The (Environmental) Case Against Toast

Far more important than the white or wheat decision, is whether or not you heat your bread.

Let me tell you a story about data dreams and how they are squashed and how you learn something about the complexity of the world along the way.

When we started this project, I wanted to create an infographic that would show you all the inputs into a particular product—say, a hamburger—and then display all of the environmental outputs, like CO2 emissions and land use. And then, you'd be able to tinker with that hamburger and say, "What if I got this kind of beef?" or "What if I have a whole wheat bun?" or "What does cheese do?" and on down the line.

But think about that particular task. First, you have to track down the data for each individual ingredient. Then you have to find individual, toggleable elements that researchers have studied. As it turns out, that's not the easiest thing to find. In fact, in many cases individual data doesn't exist, and if it does, it wasn't collected or measured in the same ways. There is no canonical research on, say, how giving cows antibiotics so that they grow faster changes the energy inputs that are necessary.

We might have been able to make some squishy estimates and assumptions to get the numbers to show something, but we didn't feel comfortable proceeding down that path. Beef production is immensely complicated.

So, we stepped back and said: Well, let's start with the bun part, the bread part.

And that's when I found an excellent paper in the International Journal of Lifecycle Assessment by Namy Espinoza-Orias, Heinz Stichnothe, and Adisa Azapagic, which laid out the carbon footprint for bread, white and wheat, toasted and non-toasted. That paper formed the research basis for the infographic above (although with the changes noted below).
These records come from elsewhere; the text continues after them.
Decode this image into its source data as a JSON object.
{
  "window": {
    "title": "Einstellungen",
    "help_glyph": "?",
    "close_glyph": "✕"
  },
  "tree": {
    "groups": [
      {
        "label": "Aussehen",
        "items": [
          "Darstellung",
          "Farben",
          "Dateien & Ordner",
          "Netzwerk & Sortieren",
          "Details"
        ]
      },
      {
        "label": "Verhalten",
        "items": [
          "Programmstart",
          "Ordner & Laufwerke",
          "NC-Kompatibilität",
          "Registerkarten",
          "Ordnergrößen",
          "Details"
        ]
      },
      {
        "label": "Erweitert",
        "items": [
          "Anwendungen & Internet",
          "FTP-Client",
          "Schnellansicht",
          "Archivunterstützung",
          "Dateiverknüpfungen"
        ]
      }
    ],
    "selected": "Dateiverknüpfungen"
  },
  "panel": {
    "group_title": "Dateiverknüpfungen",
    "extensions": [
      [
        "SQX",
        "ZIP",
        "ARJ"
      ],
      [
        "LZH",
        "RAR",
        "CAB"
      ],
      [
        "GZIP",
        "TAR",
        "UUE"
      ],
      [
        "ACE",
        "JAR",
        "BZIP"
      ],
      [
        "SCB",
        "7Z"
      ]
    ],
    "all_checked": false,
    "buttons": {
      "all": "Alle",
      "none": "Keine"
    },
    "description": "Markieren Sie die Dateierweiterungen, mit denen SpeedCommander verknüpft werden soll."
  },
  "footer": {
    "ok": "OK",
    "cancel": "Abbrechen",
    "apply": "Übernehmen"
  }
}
The paper demonstrates two really interesting things. One, there is a marginal environmental advantage to the wheat bread, but an even bigger boost comes from not toasting it. Apparently, given the relative inefficiency of toasting (which uses electric resistance heating), a major component of the carbon footprint of any given piece of bread is whether you heat it or not. So, what you see above are the extremes: toasted white bread (which is the most energy intensive) and non-toasted wheat bread (which is the least).

By far the most energy-intensive part of the process, for what it's worth, is the actual bread manufacturing part. That's all the stuff that goes into processing flour into bread, most especially the baking process. And that held steady across the white and wheat loaves.

It's worth noting that the researchers did their work for the United Kingdom's retail market. I have partially transposed their efforts, using the U.S. electrical grid's levels of pollution and American agriculture's fertilizer production profile to calculate the outputs you see above.

This was a hard decision to make, but it felt more true to the spirit of the project. And the truth is: American researchers have been less interested in the kinds of everyday analysis that we wanted to show with these graphics.

Finally, here's a quick guide to the outputs in the graphic:

  • CO2 is carbon dioxide, a major greenhouse gas.
  • CH4 is methane, another greenhouse gas.
  • Nitroxen Oxide, also known as NOX, is a pollutant that can cause to acid rain.  
  • SOX is another pollutant that can cause acid raid.
  • CO is carbon monoxide, another air pollutant.
  • Solid waste is trash, basically.